Subject: I have found a CD that I think you would enjoy
|Georg Philipp Telemann|
Telemann: Violin Concertos
Listen to Samples
Technically Impeccable, Occasionally Too Noble
Leslie Richford | Selsingen, Lower Saxony | 07/23/2005
(4 out of 5 stars)
"Recorded in 1990 at Rosslyn Hill Chapel, Hampstead (London), this beautifully produced CD contains six lesser-known works for violin(s) by Germany?s most prolific 18th century composer, Georg Philipp Telemann, who was, during his lifetime, considerably more famous (and more in demand) than any of the Bach dynasty. But as Nicholas Anderson points out in his rather brief introduction to this music, ?Telemann did not altogether avoid in his own music those features which he criticised in others; sometimes his harmonies seem sparse, his passagework perfunctory.? Telemann was a great musician, but the violin ?seems to have been that in which he was least fluent?. It is also well-known that Telemann?s facility in composing has gained him a reputation for producing quantity rather than quality ? a reputation which, on the whole, is undeserved.
For me personally, the highlight on the present disc by Simon Standage and the Collegium Musicum 90 is the Concerto in G Major for Four Unaccompanied Violins which closes with a wonderful Vivace movement in which the four soloists (Simon Standage himself, Micaela Comberti, Andrew Manze and Miles Golding) produce a series of delightful fanfares. The Flute and Violin Concerto (soloists Rachel Brown and Simon Standage) is also a piece very much worth the listening to, with some attractive melody and passage-work. The two violin concertos here recorded are both pleasant to listen to, but do not attain the stature of Bach?s Violin Concertos. The A Major Concerto for Four Violins and Basso Continuo seems to me to be a less significant piece, whilst the Orchestral Suite ?La Changeante? after which the CD was named, although highly entertaining, is just one of a vast number of such suites that Telemann produced, as it seems quite effortlessly.

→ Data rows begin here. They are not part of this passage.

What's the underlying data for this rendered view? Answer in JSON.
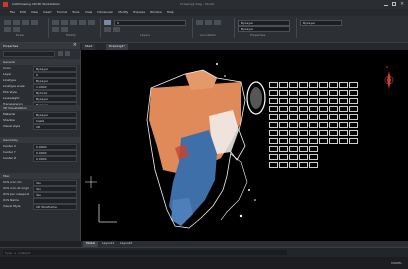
{
  "window": {
    "title": "CADDrawing 2D/3D Workstation",
    "title_right": "Drawing1.dwg - Studio"
  },
  "menu": {
    "items": [
      "File",
      "Edit",
      "View",
      "Insert",
      "Format",
      "Tools",
      "Draw",
      "Dimension",
      "Modify",
      "Express",
      "Window",
      "Help"
    ]
  },
  "ribbon": {
    "layer_value": "0",
    "color_value": "ByLayer",
    "linetype_value": "ByLayer",
    "lineweight_value": "ByLayer",
    "groups": [
      "Draw",
      "Modify",
      "Layers",
      "Annotation",
      "Properties"
    ]
  },
  "doc_tabs": [
    "Start",
    "Drawing1*"
  ],
  "sidebar": {
    "title": "Properties",
    "section_general": "General",
    "section_3d": "3D Visualization",
    "section_geometry": "Geometry",
    "section_misc": "Misc",
    "general_rows": [
      {
        "label": "Color",
        "value": "ByLayer"
      },
      {
        "label": "Layer",
        "value": "0"
      },
      {
        "label": "Linetype",
        "value": "ByLayer"
      },
      {
        "label": "Linetype scale",
        "value": "1.0000"
      },
      {
        "label": "Plot style",
        "value": "ByColor"
      },
      {
        "label": "Lineweight",
        "value": "ByLayer"
      },
      {
        "label": "Transparency",
        "value": "ByLayer"
      }
    ],
    "viz_rows": [
      {
        "label": "Material",
        "value": "ByLayer"
      },
      {
        "label": "Shadow",
        "value": "Casts"
      },
      {
        "label": "Visual style",
        "value": "2D"
      }
    ],
    "geo_rows": [
      {
        "label": "Center X",
        "value": "0.0000"
      },
      {
        "label": "Center Y",
        "value": "0.0000"
      },
      {
        "label": "Center Z",
        "value": "0.0000"
      }
    ],
    "misc_rows": [
      {
        "label": "UCS icon On",
        "value": "Yes"
      },
      {
        "label": "UCS icon at origin",
        "value": "Yes"
      },
      {
        "label": "UCS per viewport",
        "value": "Yes"
      },
      {
        "label": "UCS Name",
        "value": ""
      },
      {
        "label": "Visual Style",
        "value": "2D Wireframe"
      }
    ]
  },
  "layout_tabs": [
    "Model",
    "Layout1",
    "Layout2"
  ],
  "command": {
    "placeholder": "Type a command"
  },
  "status": {
    "coords": "",
    "model_label": "MODEL"
  },
  "compass": {
    "north_label": "N"
  },
  "colors": {
    "map_orange": "#e08a5a",
    "map_blue": "#3f6fa8",
    "map_white": "#f2f2f2",
    "map_red": "#c8432f",
    "canvas_bg": "#000000"
  }
}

The Collegium Musicum 90 consists of five first violins, four second violins, two violas, two cellos, a double bass and a harpsichord. Among the musicians involved are many names that I seem to remember having seen on recordings by The English Concert and/or The Academy of Ancient Music, and there are, perhaps, certain similarities in the sound. Whereas Standage is always good on the fast movements, the slower ones tend to sound rather ?English?, with a certain reservedness or nobility that makes Telemann, on occasion, sound more like Handel in his later oratorios than the composer who picked up a lot of ideas from Polish fiddlers. For this reason, I am giving the CD four stars instead of five, despite the fact that the recording, technically speaking, is impeccable.